Taekwondo is one of few martial arts that almost entirely adheres to one system. There were once several martial arts traditions in Korea, all of which received a fair amount of influence from Japanese Karate. But in 1955 South Korean President Syngman Rhee declared all these styles were to be combined into and replaced by Taekwondo. World Taekwondo (formerly World Taekwondo Federation) is the current International body for Taekwondo, and was formed in 1973. World Taekwondo was later recognised by the IOC in 1980, and Taekwondo became an official Olympic sport in 2000, at the Sydney Olympic Games.
While Taekwondo teaches a variety of kicks, blocks, and strikes, only kicking techniques and punches are permitted in Olympic Sparring. Each technique is taught to be performed in the same style, with correct techniques regulated by National and International governing bodies. Having one consistent style of fighting, with one set of criteria for competition, has at least one great advantage- Competitions between all taekwondo practitioners are standard, and each school uses the same set of competition rules. This is at least one reason why Taekwondo has become an Olympic sport long before most other martial arts.
With 80 million practitioners and its emphasis on sport, Taekwondo is commonly considered the most popular martial arts worldwide
Unlike Taekwondo, which formed one unified style of martial arts out of various traditions, Karate is an umbrella term that refers to several different but connected martial art traditions from Japan. A single name is appropriate as the styles have more in common with each other than they do with other martial arts.
Karate teaches hand and leg strikes, as well as blocks, throws and even some grappling techniques.

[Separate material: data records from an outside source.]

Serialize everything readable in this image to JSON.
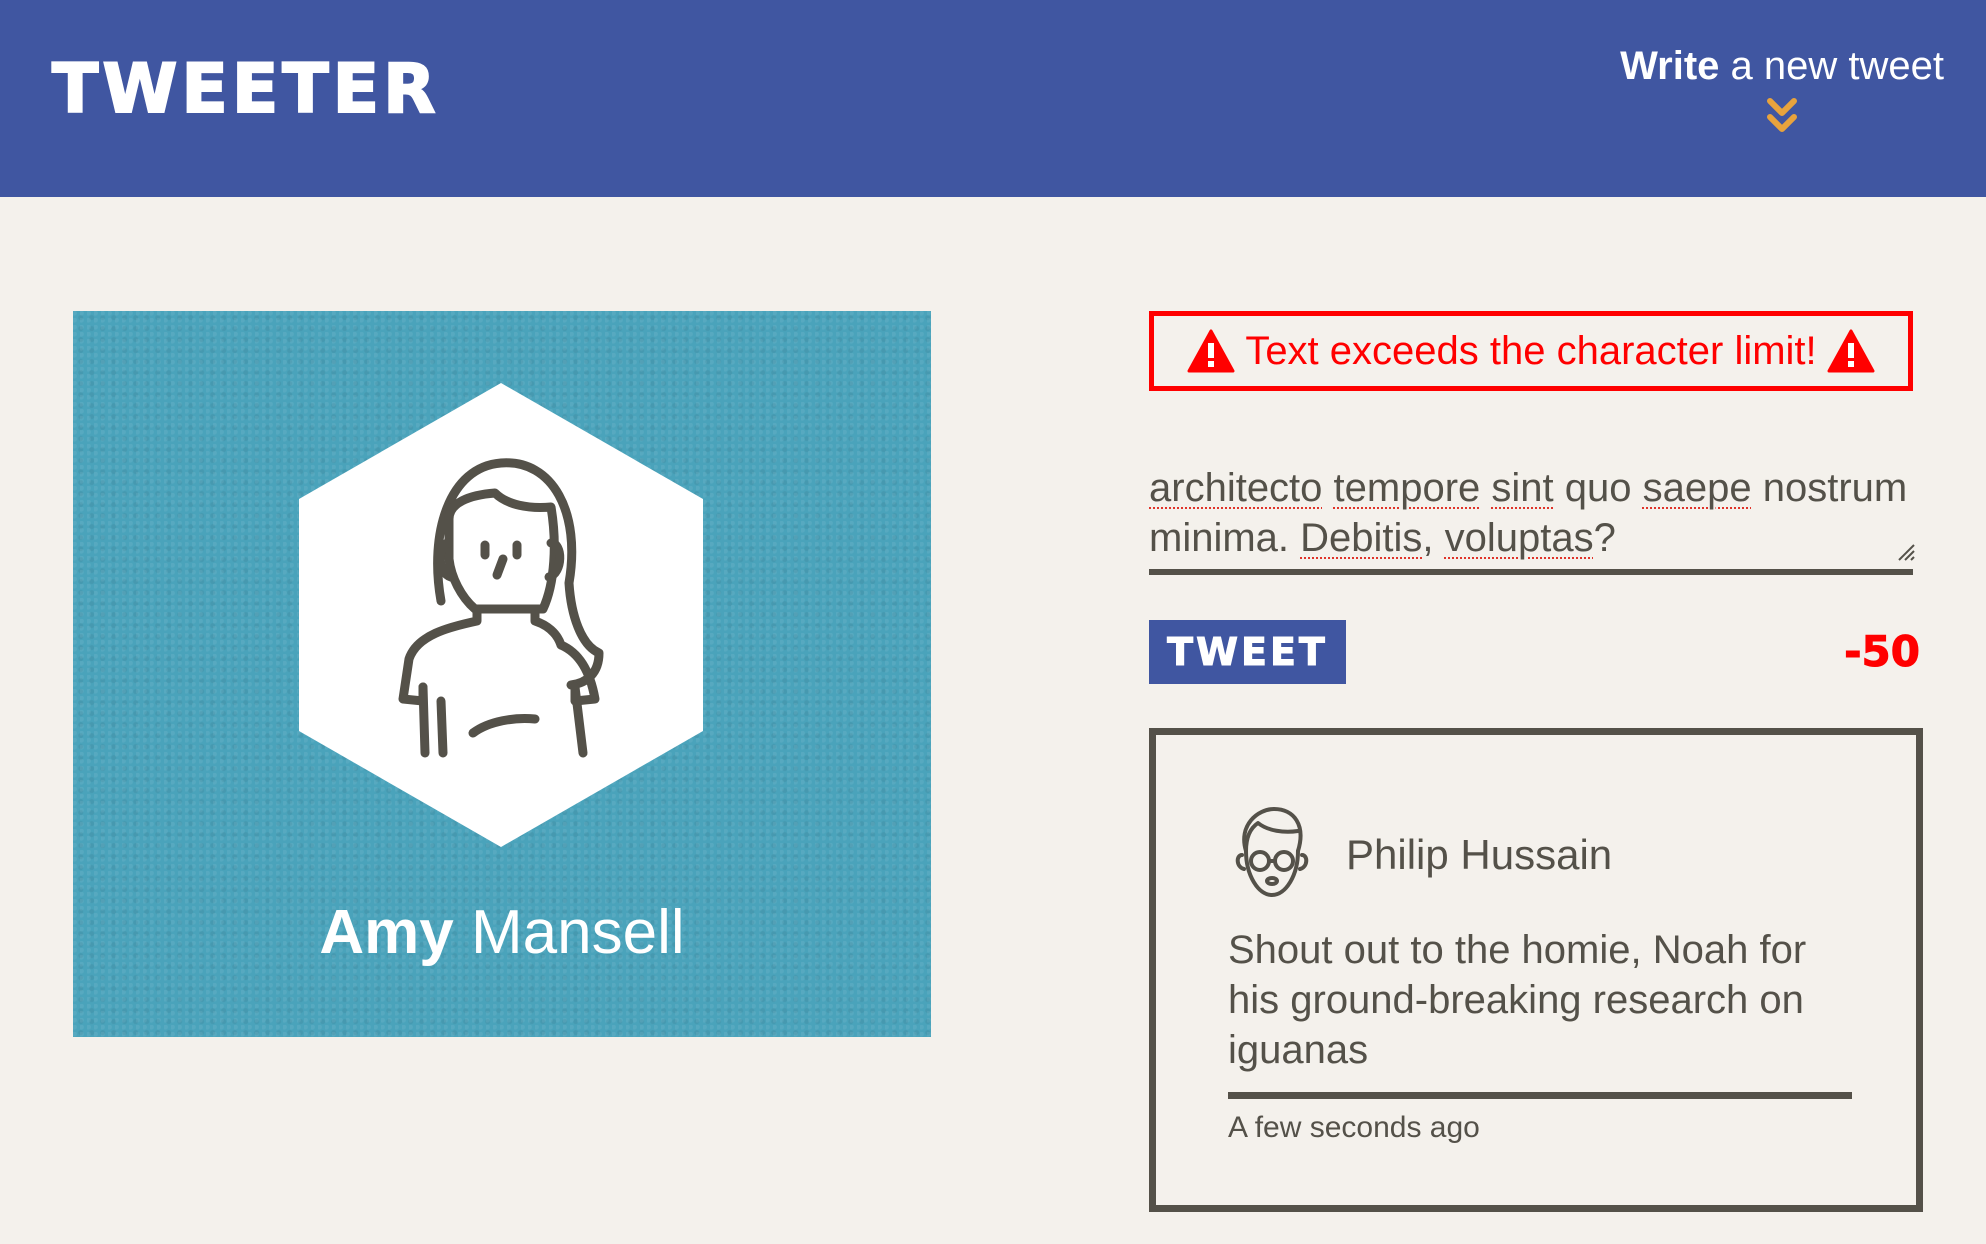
{
  "nav": {
    "brand": "TWEETER",
    "compose_toggle_bold": "Write",
    "compose_toggle_rest": " a new tweet",
    "chevron_icon": "double-chevron-down-icon",
    "colors": {
      "background": "#4056a1",
      "chevron": "#e8a33d"
    }
  },
  "profile": {
    "first_name": "Amy",
    "last_name": " Mansell",
    "avatar_icon": "woman-avatar-icon",
    "background_color": "#4aa3bb"
  },
  "compose": {
    "error_message": "Text exceeds the character limit!",
    "warning_icon": "warning-triangle-icon",
    "error_color": "#ff0000",
    "text_segments": [
      {
        "t": "architecto",
        "spell": true
      },
      {
        "t": " ",
        "spell": false
      },
      {
        "t": "tempore",
        "spell": true
      },
      {
        "t": " ",
        "spell": false
      },
      {
        "t": "sint",
        "spell": true
      },
      {
        "t": " quo ",
        "spell": false
      },
      {
        "t": "saepe",
        "spell": true
      },
      {
        "t": " nostrum minima. ",
        "spell": false
      },
      {
        "t": "Debitis",
        "spell": true
      },
      {
        "t": ", ",
        "spell": false
      },
      {
        "t": "voluptas",
        "spell": true
      },
      {
        "t": "?",
        "spell": false
      }
    ],
    "submit_label": "TWEET",
    "counter": "-50"
  },
  "tweets": [
    {
      "author": "Philip Hussain",
      "avatar_icon": "man-with-glasses-avatar-icon",
      "body": "Shout out to the homie, Noah for his ground-breaking research on iguanas",
      "timestamp": "A few seconds ago"
    }
  ]
}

It has less emphasis on kicks than Taekwondo, and is more varied in form.
While Karate has become an Olympic Sport as of 2020, one major limiting factor for competition Karate is the different forms not having a common set of competition rules. This has led to controversy in the past, as different forms dispute the judging process and validity of competition rules. Otherwise its various forms are valid and respectable both as a sport and a means of defence.

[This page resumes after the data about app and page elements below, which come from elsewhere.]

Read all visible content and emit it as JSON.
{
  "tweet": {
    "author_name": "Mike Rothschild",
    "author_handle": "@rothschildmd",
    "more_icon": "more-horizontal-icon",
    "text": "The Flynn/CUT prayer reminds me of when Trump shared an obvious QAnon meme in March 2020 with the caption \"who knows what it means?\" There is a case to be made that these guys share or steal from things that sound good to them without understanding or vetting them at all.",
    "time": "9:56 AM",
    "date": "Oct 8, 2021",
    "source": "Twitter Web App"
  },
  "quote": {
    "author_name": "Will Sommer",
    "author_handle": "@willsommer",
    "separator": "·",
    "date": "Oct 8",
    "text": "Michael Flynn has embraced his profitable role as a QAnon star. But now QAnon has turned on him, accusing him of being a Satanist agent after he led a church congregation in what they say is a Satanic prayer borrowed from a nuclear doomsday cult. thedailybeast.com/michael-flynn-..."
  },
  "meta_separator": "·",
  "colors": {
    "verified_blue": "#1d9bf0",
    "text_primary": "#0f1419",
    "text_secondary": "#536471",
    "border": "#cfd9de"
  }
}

Study Taekwondo or Karate in Sydney
If you would like to understand the difference between Taekwondo and Karate, please visit us for a FREE Trial Class to experience Taekwondo. We have centres in Castle Hill, Hurstville, Homebush/Strathfield, North Rocks/Carlingford, Epping, Annandale, and Pymble.

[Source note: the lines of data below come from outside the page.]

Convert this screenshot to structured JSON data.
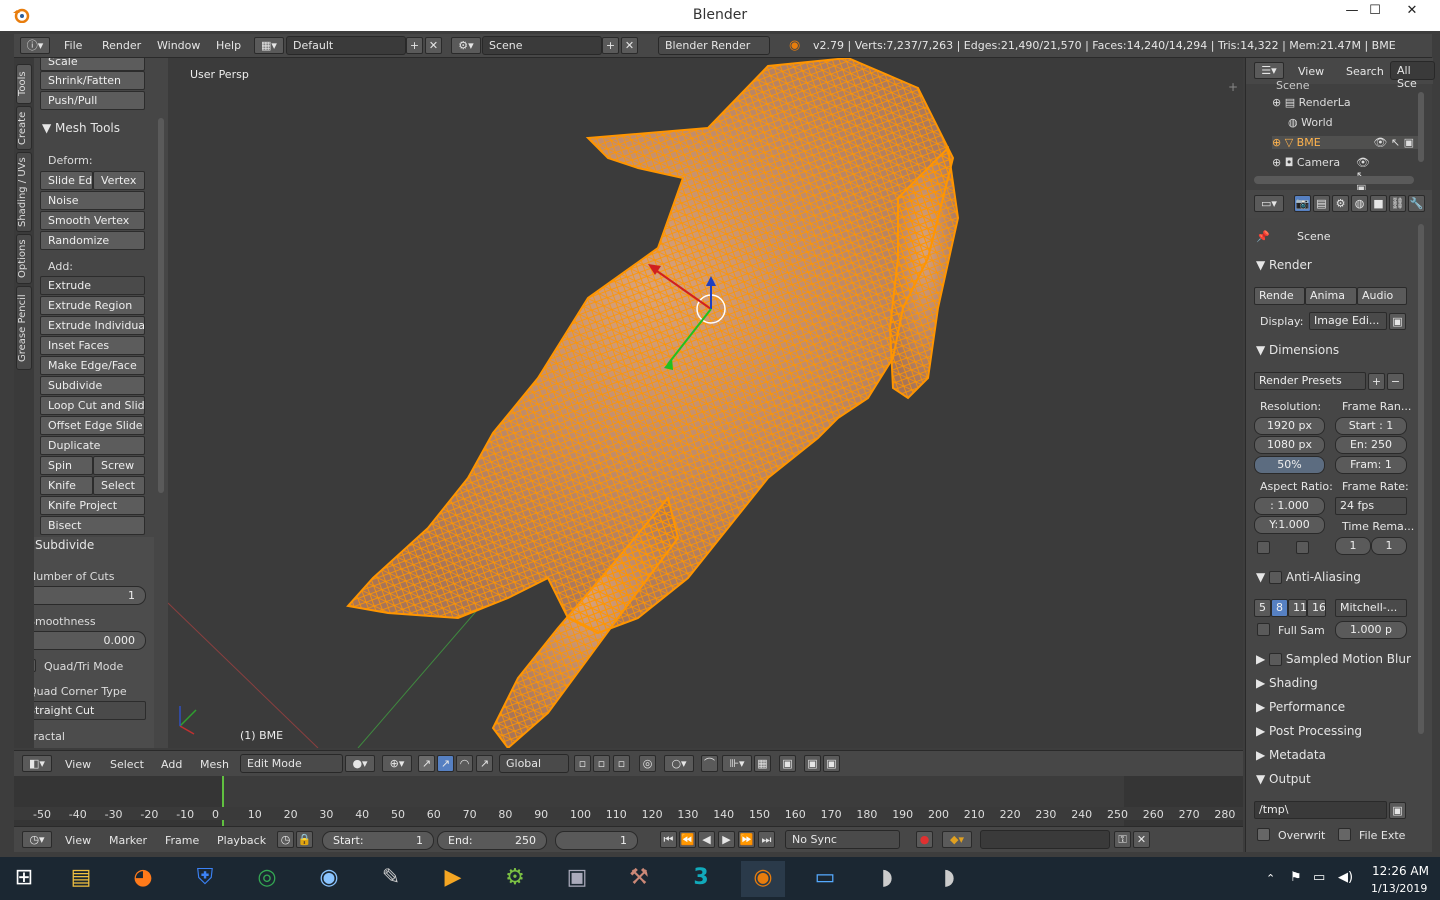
{
  "window": {
    "title": "Blender",
    "min": "—",
    "max": "☐",
    "close": "✕"
  },
  "infobar": {
    "menus": [
      "File",
      "Render",
      "Window",
      "Help"
    ],
    "layout": "Default",
    "scene": "Scene",
    "engine": "Blender Render",
    "stats": "v2.79 | Verts:7,237/7,263 | Edges:21,490/21,570 | Faces:14,240/14,294 | Tris:14,322 | Mem:21.47M | BME"
  },
  "tabs": [
    "Tools",
    "Create",
    "Shading / UVs",
    "Options",
    "Grease Pencil"
  ],
  "shelf": {
    "top_buttons": [
      "Scale",
      "Shrink/Fatten",
      "Push/Pull"
    ],
    "mesh_tools_title": "Mesh Tools",
    "deform_label": "Deform:",
    "deform": {
      "slide_edge": "Slide Ed",
      "vertex": "Vertex",
      "noise": "Noise",
      "smooth_vertex": "Smooth Vertex",
      "randomize": "Randomize"
    },
    "add_label": "Add:",
    "add": [
      "Extrude",
      "Extrude Region",
      "Extrude Individual",
      "Inset Faces",
      "Make Edge/Face",
      "Subdivide",
      "Loop Cut and Slide",
      "Offset Edge Slide",
      "Duplicate"
    ],
    "pairs": [
      [
        "Spin",
        "Screw"
      ],
      [
        "Knife",
        "Select"
      ]
    ],
    "knife_project": "Knife Project",
    "bisect": "Bisect",
    "subdivide_title": "Subdivide",
    "cuts_label": "Number of Cuts",
    "cuts": "1",
    "smooth_label": "Smoothness",
    "smooth": "0.000",
    "quadtri": "Quad/Tri Mode",
    "corner_label": "Quad Corner Type",
    "corner": "Straight Cut",
    "fractal": "Fractal"
  },
  "viewport": {
    "view_name": "User Persp",
    "object": "(1) BME"
  },
  "vpheader": {
    "menus": [
      "View",
      "Select",
      "Add",
      "Mesh"
    ],
    "mode": "Edit Mode",
    "orientation": "Global"
  },
  "timeline": {
    "ticks": [
      "-50",
      "-40",
      "-30",
      "-20",
      "-10",
      "0",
      "10",
      "20",
      "30",
      "40",
      "50",
      "60",
      "70",
      "80",
      "90",
      "100",
      "110",
      "120",
      "130",
      "140",
      "150",
      "160",
      "170",
      "180",
      "190",
      "200",
      "210",
      "220",
      "230",
      "240",
      "250",
      "260",
      "270",
      "280"
    ],
    "current_frame": 0
  },
  "tlheader": {
    "menus": [
      "View",
      "Marker",
      "Frame",
      "Playback"
    ],
    "start_label": "Start:",
    "start": "1",
    "end_label": "End:",
    "end": "250",
    "current": "1",
    "sync": "No Sync"
  },
  "outliner": {
    "view": "View",
    "search": "Search",
    "all": "All Sce",
    "items": [
      "Scene",
      "RenderLa",
      "World",
      "BME",
      "Camera"
    ]
  },
  "props": {
    "scene": "Scene",
    "render": "Render",
    "render_btns": [
      "Rende",
      "Anima",
      "Audio"
    ],
    "display_label": "Display:",
    "display": "Image Edi...",
    "dimensions": "Dimensions",
    "presets": "Render Presets",
    "resolution": "Resolution:",
    "res_x": "1920 px",
    "res_y": "1080 px",
    "res_pct": "50%",
    "frame_range": "Frame Ran...",
    "start": "Start : 1",
    "end": "En:  250",
    "frame": "Fram:  1",
    "aspect": "Aspect Ratio:",
    "asp_x": ":  1.000",
    "asp_y": "Y:1.000",
    "frame_rate": "Frame Rate:",
    "fps": "24 fps",
    "time_remap": "Time Rema...",
    "tr_a": "1",
    "tr_b": "1",
    "aa": "Anti-Aliasing",
    "aa_samples": [
      "5",
      "8",
      "11",
      "16"
    ],
    "aa_filter": "Mitchell-...",
    "full_sample": "Full Sam",
    "filter_size": "1.000 p",
    "motion_blur": "Sampled Motion Blur",
    "collapsed": [
      "Shading",
      "Performance",
      "Post Processing",
      "Metadata"
    ],
    "output": "Output",
    "out_path": "/tmp\\",
    "overwrite": "Overwrit",
    "file_ext": "File Exte"
  },
  "taskbar": {
    "time": "12:26 AM",
    "date": "1/13/2019"
  }
}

We have various programs for adults, children, and families, so you can enjoy martial arts together! Contact us now 02 8850 7771 for more information.